Burnham had little confidence that such a strategy as his would ever be implemented by the United States. His pessimism in this regard was most profoundly expressed in his 1964 book, Suicide of the West. Burnham argued that since reaching the apex of its power in 1914, Western civilization had been contracting, most obviously in a geographical sense. Burnham described the contraction in terms of “effective political control over acreage.” Because the West continued to possess more than sufficient relative economic, political, and military power to maintain its ascendancy, the only explanation for the contraction was an internal lack of will to use that power. Hence, the West was in the process of committing “suicide.” In the book he was highly critical of modern liberalism, but the author did not claim, as some have stated, that liberalism caused or was responsible for the West’s contraction. “The cause or causes,” he wrote, “have something to do…with the decay of religion and with an excess of material luxury; and…with getting tired, worn out as all things temporal do.” Liberalism, instead, was “the ideology of Western suicide.” It “motivates and justifies the contraction, and reconciles us to it.” He expressed his belief that the collapse of the West was probable, although not inevitable. He acknowledged the possibility of a “decisive change” resulting in a reversal of the West’s contraction.38
Suicide of the West provided a good analysis and explanation of historical events and trends, but its main conclusion is wrong. This is so not because Burnham misunderstood historical events or misjudged current trends; his mistake derived from his apparent unwillingness in this instance to be more open to the possibility that things might change. The Western contraction did stop, at least temporarily.

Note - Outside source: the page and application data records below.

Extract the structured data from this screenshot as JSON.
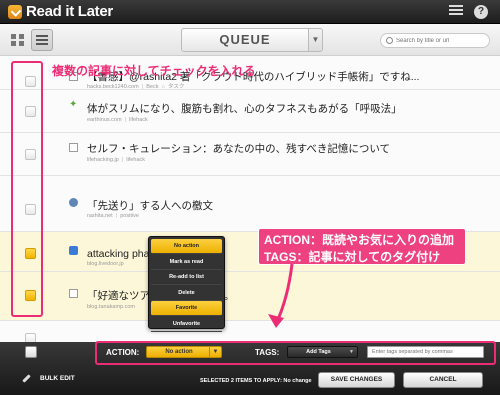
{
  "app": {
    "logo_text": "Read it Later",
    "help_glyph": "?"
  },
  "toolbar": {
    "queue_label": "QUEUE",
    "search_placeholder": "Search by title or url"
  },
  "annotations": {
    "checkbox_note": "複数の記事に対してチェックを入れる",
    "action_note": "ACTION：既読やお気に入りの追加",
    "tags_note": "TAGS：記事に対してのタグ付け"
  },
  "articles": [
    {
      "title": "【書感】@rashita2 著「クラウド時代のハイブリッド手帳術」ですね...",
      "source": "hacks.beck1240.com",
      "tags": [
        "Beck",
        "タスク"
      ],
      "checked": false,
      "favicon": "doc-icon"
    },
    {
      "title": "体がスリムになり、腹筋も割れ、心のタフネスもあがる「呼吸法」",
      "source": "earthinus.com",
      "tags": [
        "lifehack"
      ],
      "checked": false,
      "favicon": "leaf-icon"
    },
    {
      "title": "セルフ・キュレーション：あなたの中の、残すべき記憶について",
      "source": "lifehacking.jp",
      "tags": [
        "lifehack"
      ],
      "checked": false,
      "favicon": "doc-icon"
    },
    {
      "title": "「先送り」する人への檄文",
      "source": "rashita.net",
      "tags": [
        "positive"
      ],
      "checked": false,
      "favicon": "globe-icon"
    },
    {
      "title": "attacking phase ... 術・技術、",
      "source": "blog.livedoor.jp",
      "tags": [],
      "checked": true,
      "favicon": "blue-square-icon"
    },
    {
      "title": "「好適なツアー... 的ヒトコト。",
      "source": "blog.tanakamp.com",
      "tags": [],
      "checked": true,
      "favicon": "doc-icon"
    }
  ],
  "action_menu": {
    "items": [
      "No action",
      "Mark as read",
      "Re-add to list",
      "Delete",
      "Favorite",
      "Unfavorite"
    ],
    "highlighted": "Favorite"
  },
  "footer": {
    "action_label": "ACTION:",
    "action_value": "No action",
    "tags_label": "TAGS:",
    "tags_button": "Add Tags",
    "tags_placeholder": "Enter tags separated by commas",
    "bulk_edit": "BULK EDIT",
    "status": "SELECTED 2 ITEMS TO APPLY: No change",
    "save": "SAVE CHANGES",
    "cancel": "CANCEL"
  },
  "colors": {
    "accent": "#f1b400",
    "annotation": "#ec2d76",
    "dark_bar": "#1d1d1d"
  }
}
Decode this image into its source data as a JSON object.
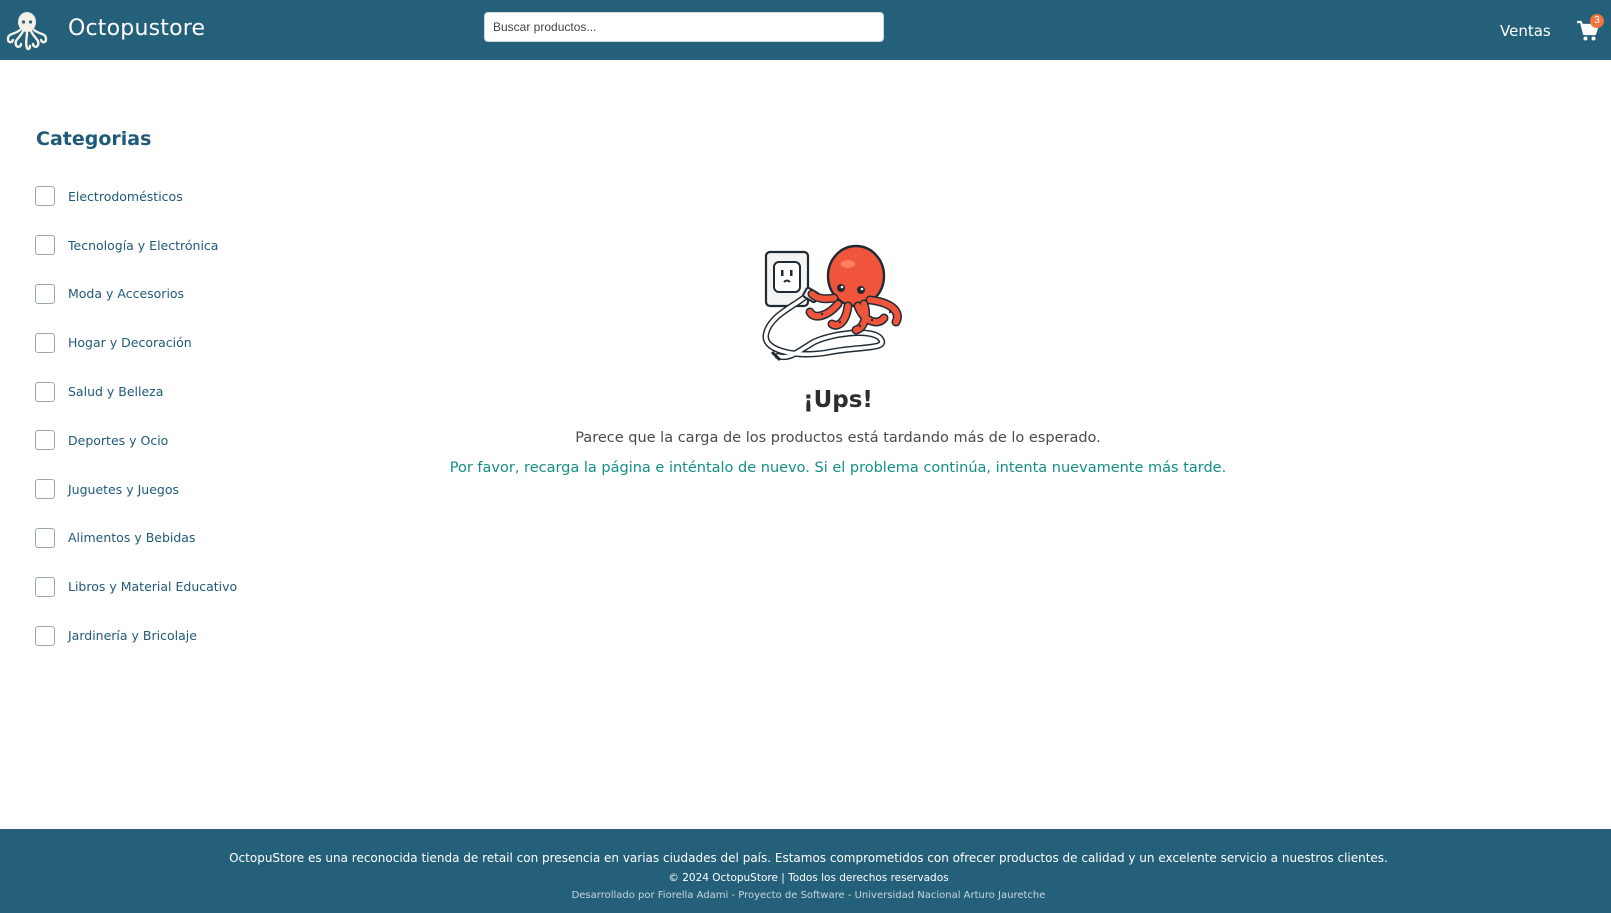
{
  "header": {
    "brand": "Octopustore",
    "search_placeholder": "Buscar productos...",
    "nav_sales": "Ventas",
    "cart_count": "3",
    "logo_icon": "octopus-logo-icon",
    "cart_icon": "shopping-cart-icon"
  },
  "sidebar": {
    "title": "Categorias",
    "items": [
      {
        "label": "Electrodomésticos"
      },
      {
        "label": "Tecnología y Electrónica"
      },
      {
        "label": "Moda y Accesorios"
      },
      {
        "label": "Hogar y Decoración"
      },
      {
        "label": "Salud y Belleza"
      },
      {
        "label": "Deportes y Ocio"
      },
      {
        "label": "Juguetes y Juegos"
      },
      {
        "label": "Alimentos y Bebidas"
      },
      {
        "label": "Libros y Material Educativo"
      },
      {
        "label": "Jardinería y Bricolaje"
      }
    ]
  },
  "error": {
    "illustration": "octopus-unplugging-outlet-illustration",
    "title": "¡Ups!",
    "message": "Parece que la carga de los productos está tardando más de lo esperado.",
    "hint": "Por favor, recarga la página e inténtalo de nuevo. Si el problema continúa, intenta nuevamente más tarde."
  },
  "footer": {
    "description": "OctopuStore es una reconocida tienda de retail con presencia en varias ciudades del país. Estamos comprometidos con ofrecer productos de calidad y un excelente servicio a nuestros clientes.",
    "copyright": "© 2024 OctopuStore | Todos los derechos reservados",
    "developer": "Desarrollado por Fiorella Adami - Proyecto de Software - Universidad Nacional Arturo Jauretche"
  },
  "colors": {
    "header_bg": "#25607b",
    "accent_text": "#1f5a78",
    "hint_text": "#138f85",
    "badge": "#f2733c",
    "octopus": "#f0553c"
  }
}
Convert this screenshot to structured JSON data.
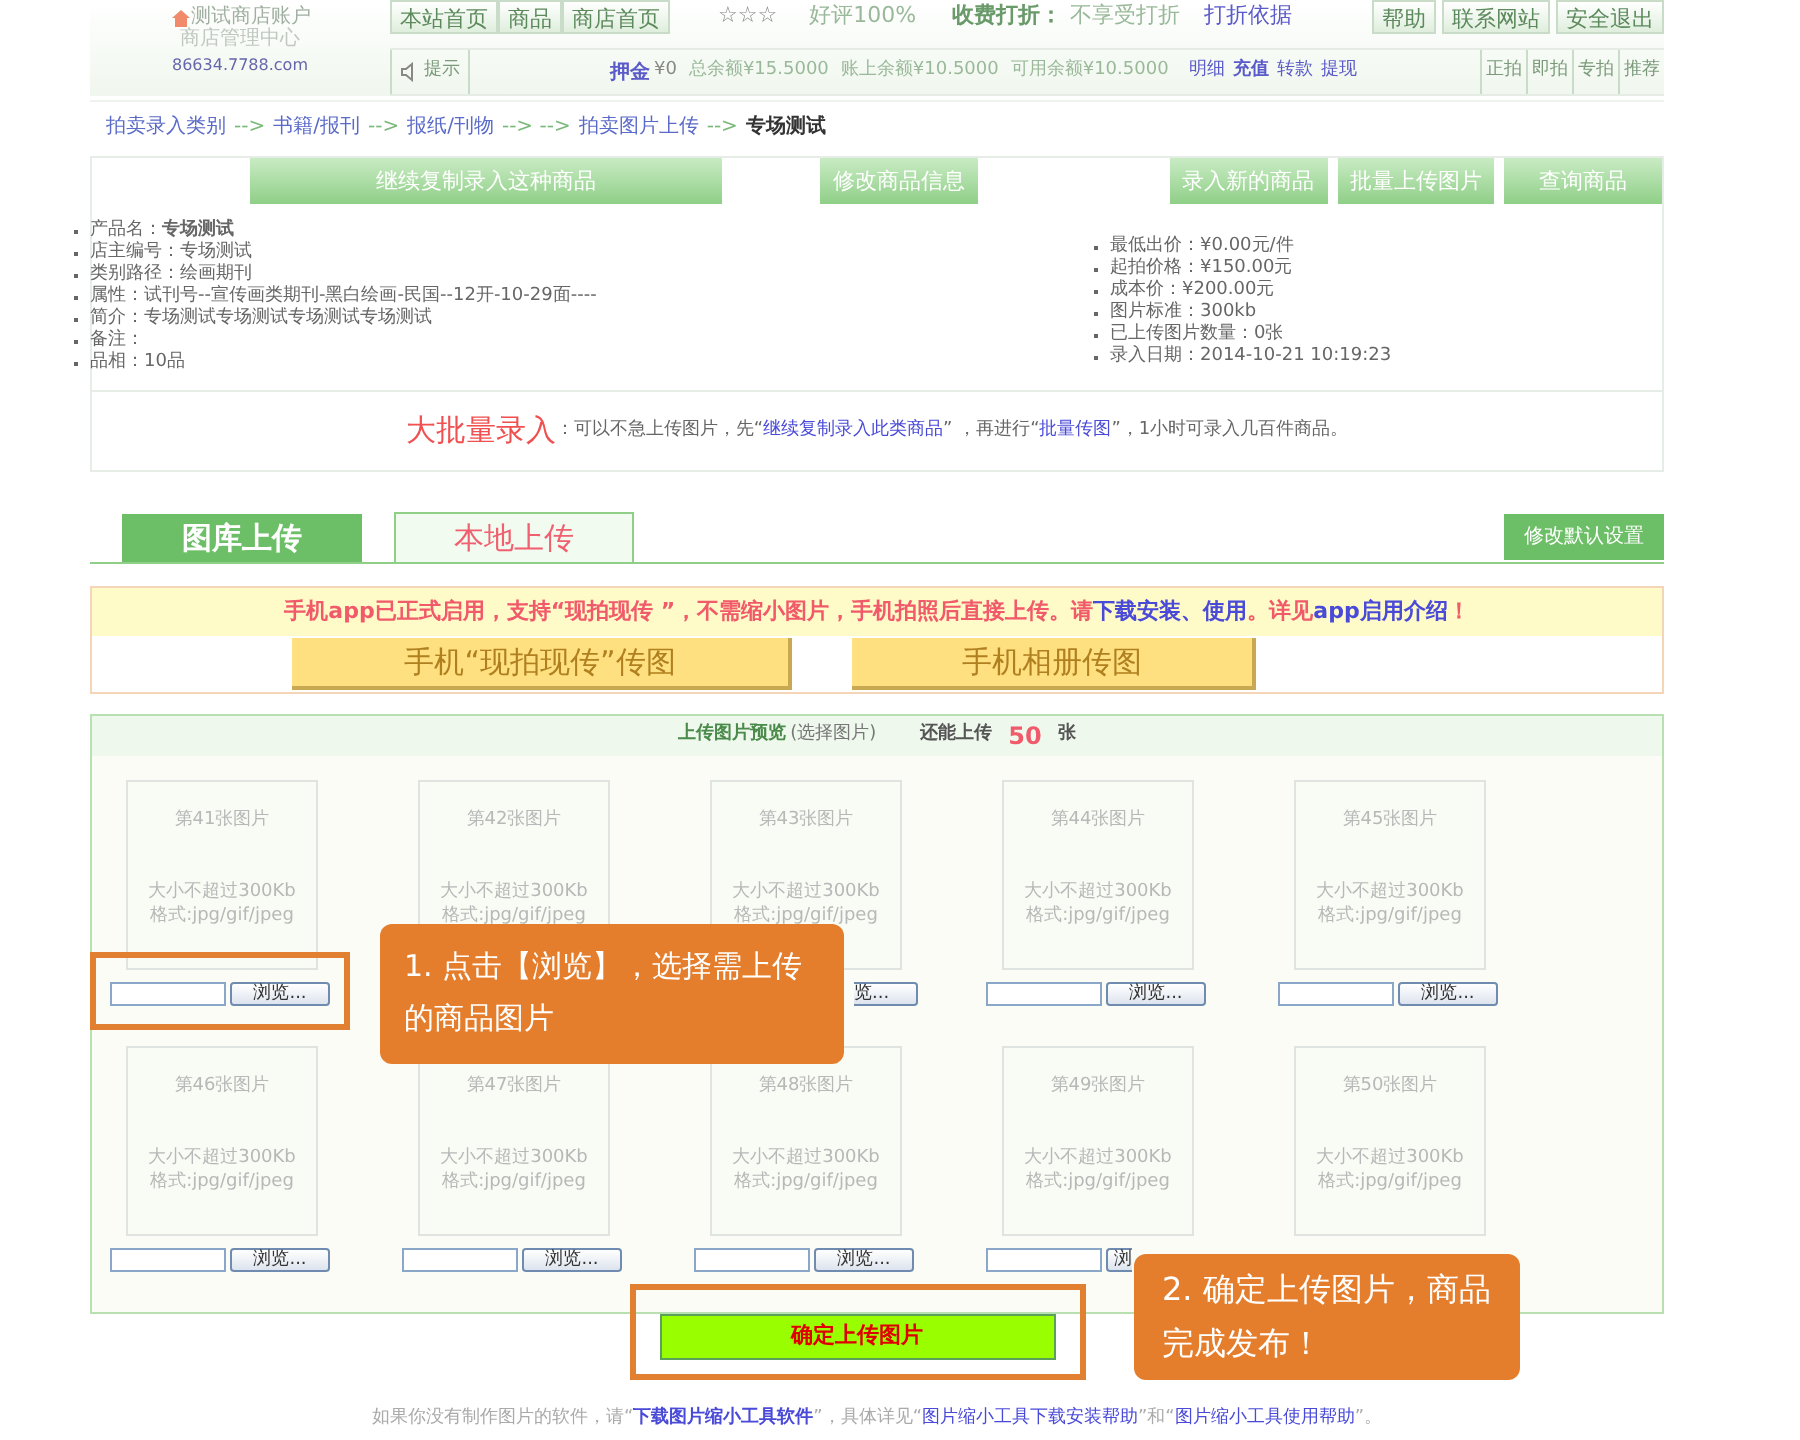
{
  "header": {
    "shop_name": "测试商店账户",
    "center": "商店管理中心",
    "domain": "86634.7788.com",
    "nav": [
      "本站首页",
      "商品",
      "商店首页"
    ],
    "stars": "☆☆☆",
    "rating": "好评100%",
    "discount_label": "收费打折：",
    "discount_value": "不享受打折",
    "discount_link": "打折依据",
    "top_links": [
      "帮助",
      "联系网站",
      "安全退出"
    ],
    "tip": "提示",
    "deposit_label": "押金",
    "deposit_value": "¥0",
    "balances": [
      "总余额¥15.5000",
      "账上余额¥10.5000",
      "可用余额¥10.5000"
    ],
    "account_links": [
      {
        "label": "明细",
        "bold": false
      },
      {
        "label": "充值",
        "bold": true
      },
      {
        "label": "转款",
        "bold": false
      },
      {
        "label": "提现",
        "bold": false
      }
    ],
    "mode_links": [
      "正拍",
      "即拍",
      "专拍",
      "推荐"
    ]
  },
  "breadcrumb": [
    {
      "label": "拍卖录入类别",
      "kind": "link"
    },
    {
      "label": "-->",
      "kind": "sep"
    },
    {
      "label": "书籍/报刊",
      "kind": "link"
    },
    {
      "label": "-->",
      "kind": "sep"
    },
    {
      "label": "报纸/刊物",
      "kind": "link"
    },
    {
      "label": "--> -->",
      "kind": "sep"
    },
    {
      "label": "拍卖图片上传",
      "kind": "link"
    },
    {
      "label": "-->",
      "kind": "sep"
    },
    {
      "label": "专场测试",
      "kind": "current"
    }
  ],
  "actions": [
    "继续复制录入这种商品",
    "修改商品信息",
    "录入新的商品",
    "批量上传图片",
    "查询商品"
  ],
  "info_left": [
    "产品名：**专场测试**",
    "店主编号：专场测试",
    "类别路径：绘画期刊",
    "属性：试刊号--宣传画类期刊-黑白绘画-民国--12开-10-29面----",
    "简介：专场测试专场测试专场测试专场测试",
    "备注：",
    "品相：10品"
  ],
  "info_right": [
    "最低出价：¥0.00元/件",
    "起拍价格：¥150.00元",
    "成本价：¥200.00元",
    "图片标准：300kb",
    "已上传图片数量：0张",
    "录入日期：2014-10-21 10:19:23"
  ],
  "bulk": {
    "title": "大批量录入",
    "segments": [
      {
        "text": "：可以不急上传图片，先“",
        "kind": "text"
      },
      {
        "text": "继续复制录入此类商品",
        "kind": "link"
      },
      {
        "text": "” ，再进行“",
        "kind": "text"
      },
      {
        "text": "批量传图",
        "kind": "link"
      },
      {
        "text": "”，1小时可录入几百件商品。",
        "kind": "text"
      }
    ]
  },
  "tabs": [
    {
      "label": "图库上传",
      "selected": false
    },
    {
      "label": "本地上传",
      "selected": true
    }
  ],
  "settings_button": "修改默认设置",
  "notice": [
    {
      "text": "手机app已正式启用，支持“现拍现传 ”，不需缩小图片，手机拍照后直接上传。请",
      "kind": "text"
    },
    {
      "text": "下载安装、使用",
      "kind": "link"
    },
    {
      "text": "。详见",
      "kind": "text"
    },
    {
      "text": "app启用介绍",
      "kind": "link"
    },
    {
      "text": "！",
      "kind": "text"
    }
  ],
  "phone_buttons": [
    "手机“现拍现传”传图",
    "手机相册传图"
  ],
  "upload": {
    "title": "上传图片预览",
    "hint": "(选择图片)",
    "remaining_label": "还能上传",
    "remaining": "50",
    "unit": "张"
  },
  "slots": [
    {
      "title": "第41张图片",
      "size": "大小不超过300Kb",
      "format": "格式:jpg/gif/jpeg",
      "browse": "浏览...",
      "kind": "full"
    },
    {
      "title": "第42张图片",
      "size": "大小不超过300Kb",
      "format": "格式:jpg/gif/jpeg",
      "kind": "covered"
    },
    {
      "title": "第43张图片",
      "size": "大小不超过300Kb",
      "format": "格式:jpg/gif/jpeg",
      "browse": "览...",
      "kind": "cutleft"
    },
    {
      "title": "第44张图片",
      "size": "大小不超过300Kb",
      "format": "格式:jpg/gif/jpeg",
      "browse": "浏览...",
      "kind": "full"
    },
    {
      "title": "第45张图片",
      "size": "大小不超过300Kb",
      "format": "格式:jpg/gif/jpeg",
      "browse": "浏览...",
      "kind": "full"
    },
    {
      "title": "第46张图片",
      "size": "大小不超过300Kb",
      "format": "格式:jpg/gif/jpeg",
      "browse": "浏览...",
      "kind": "full"
    },
    {
      "title": "第47张图片",
      "size": "大小不超过300Kb",
      "format": "格式:jpg/gif/jpeg",
      "browse": "浏览...",
      "kind": "full"
    },
    {
      "title": "第48张图片",
      "size": "大小不超过300Kb",
      "format": "格式:jpg/gif/jpeg",
      "browse": "浏览...",
      "kind": "full"
    },
    {
      "title": "第49张图片",
      "size": "大小不超过300Kb",
      "format": "格式:jpg/gif/jpeg",
      "browse": "浏",
      "kind": "cutright"
    },
    {
      "title": "第50张图片",
      "size": "大小不超过300Kb",
      "format": "格式:jpg/gif/jpeg",
      "kind": "covered"
    }
  ],
  "confirm_button": "确定上传图片",
  "callouts": [
    "1. 点击【浏览】，选择需上传的商品图片",
    "2. 确定上传图片，商品完成发布！"
  ],
  "footer": [
    {
      "text": "如果你没有制作图片的软件，请“",
      "kind": "text"
    },
    {
      "text": "下载图片缩小工具软件",
      "kind": "strong-link"
    },
    {
      "text": "”，具体详见“",
      "kind": "text"
    },
    {
      "text": "图片缩小工具下载安装帮助",
      "kind": "link"
    },
    {
      "text": "”和“",
      "kind": "text"
    },
    {
      "text": "图片缩小工具使用帮助",
      "kind": "link"
    },
    {
      "text": "”。",
      "kind": "text"
    }
  ]
}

The United States found the will to use its resources and adopt an offensive strategy to win the Cold War.
In 1978 Burnham suffered a stroke from which he never fully recovered. His last column for National Review was an analysis of the potential impact of the Egyptian-Israeli Camp David Accord on U.S.-Soviet relations in the Middle East. In 1983, Ronald Reagan, who presided over the West’s victory in the Cold War, presented the United States’s highest civilian honor, the Presidential Medal of Freedom, to James Burnham, who had envisioned a strategy for that victory nearly forty years before. The citation reads:
As a scholar, writer, historian and philosopher, James Burnham has profoundly affected the way America views itself and the world. Since the 1930’s, Mr. Burnham has shaped the thinking of world leaders. His observations have changed society and his writings have become guiding lights in mankind’s quest for truth. Freedom, reason and decency have had few greater champions in this century than James Burnham.
At the end of July 1987, James Burnham died of cancer. Two years later, with the fall of the Berlin Wall, his vision became reality.